It's about choosing what I want in my life, what feels good in my heart.  It's about knowing when I have enough.  It's about living with intent.  It's about slowing down.  It's about making this very moment important, no matter what I'm doing.  It's about not choosing things based on what other people say I should want.  It's about listening to my own heart and letting it help me find myself.  Chipping away at all the garbage the world has buried me in.

It's about thinking.  Choosing.  And enjoying.

Monday, July 11, 2011

What's the Opposite of Wanderlust?

Our family just got back from San Francisco.  It was perfect weather.  The completely different scenery and diverse population were fascinating.  Everyone got along almost all the time.  We had a great time -- success!

But even on the heels of this successful adventure I will readily admit I don't like to travel.  It's just not in my top ten list of things I like to do.  Probably not in my top one hundred.  And to some people that's a crime.  It's just not right to not like to travel.

About a year ago I was with a group of women, chatting.  One of them mentioned a trip she was planning and how excited she was.  The rest of the group got excited as well, talking about how much fun they were going to have.  I said I didn't like to travel (at an appropriate time, not just in the middle of everything).  The room went silent.

They stared at me like I had two heads.  How could anyone not like to travel?  How can you possibly not want to visit every corner of the earth?  (Especially the travel agent in the room.  You'd have thought I just said her kids were ugly by how offended she seemed.)

I like reading about, hearing about, or watching documentaries about other places.  Other people and lifestyles fascinate me.  But not enough to want to go there.  I just really like where I am.  There are enough incredible things to see within a two or three hour range of my house to keep me busy and satisfied for a lifetime.  Actually, there's enough in my own town to keep me happy for a lifetime.  I just honestly cannot think of another place in the world I'm dying to visit.  My life will be perfectly complete if I never leave my hometown again.

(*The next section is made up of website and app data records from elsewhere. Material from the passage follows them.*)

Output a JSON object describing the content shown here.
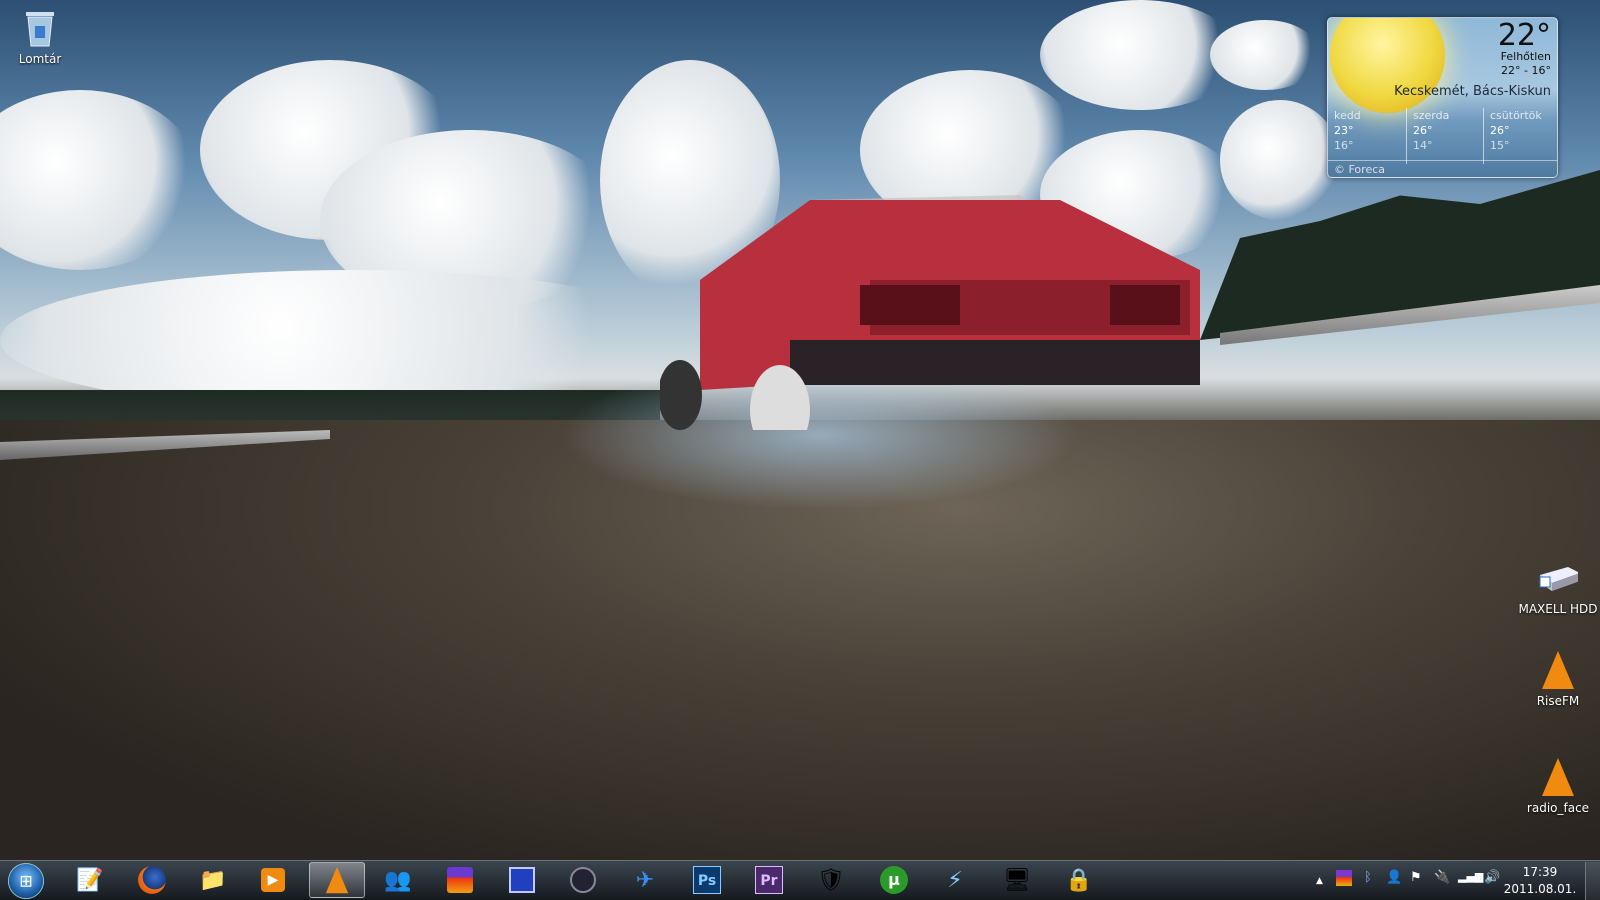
{
  "desktop": {
    "icons": [
      {
        "label": "Lomtár",
        "icon": "recycle-bin-icon"
      },
      {
        "label": "MAXELL HDD",
        "icon": "external-drive-icon"
      },
      {
        "label": "RiseFM",
        "icon": "vlc-cone-icon"
      },
      {
        "label": "radio_face",
        "icon": "vlc-cone-icon"
      }
    ]
  },
  "weather": {
    "temp": "22°",
    "condition": "Felhőtlen",
    "range": "22° - 16°",
    "location": "Kecskemét, Bács-Kiskun",
    "forecast": [
      {
        "day": "kedd",
        "high": "23°",
        "low": "16°",
        "icon": "rain-icon"
      },
      {
        "day": "szerda",
        "high": "26°",
        "low": "14°",
        "icon": "cloud-icon"
      },
      {
        "day": "csütörtök",
        "high": "26°",
        "low": "15°",
        "icon": "cloud-icon"
      }
    ],
    "credit": "© Foreca"
  },
  "taskbar": {
    "apps": [
      "Notepad",
      "Firefox",
      "Windows Explorer",
      "Media Player",
      "VLC media player",
      "Messenger",
      "Winamp",
      "Save",
      "Steam",
      "Messenger Plus",
      "Photoshop",
      "Premiere",
      "Network",
      "uTorrent",
      "Daemon Tools",
      "Monitor",
      "Security"
    ],
    "ps_label": "Ps",
    "pr_label": "Pr",
    "time": "17:39",
    "date": "2011.08.01."
  },
  "colors": {
    "accent": "#1d5fa8",
    "ps": "#0a3a6e",
    "pr": "#4a2a6a"
  }
}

But what I found most interesting in this whole thing is how strongly it affected the other women in the room.  Why should they care if I don't like to travel?  Why would they spend the next fifteen minutes trying to convince me that if I were with the right person or "did it right" then I would love to travel?  Why isn't it okay for me to feel differently about something they love?

I bear no ill will toward those who like to travel.  In fact, I love hearing about their trips when they come back.  I love watching their faces light up as they describe each incredible thing they saw or did.

I love differences of opinion (as long as they are handled respectfully).  I think that's what makes our world function.  How would we survive if no one wanted to farm because everyone wanted to be an electrical enigineer?  What would happen if all little boys grew up to be firefighters and no one became a garbage man?  We need diversity.

So feel how you want to feel.  Celebrate what you want to celebrate.  Love what you want to love.  And please offer me the same freedoms.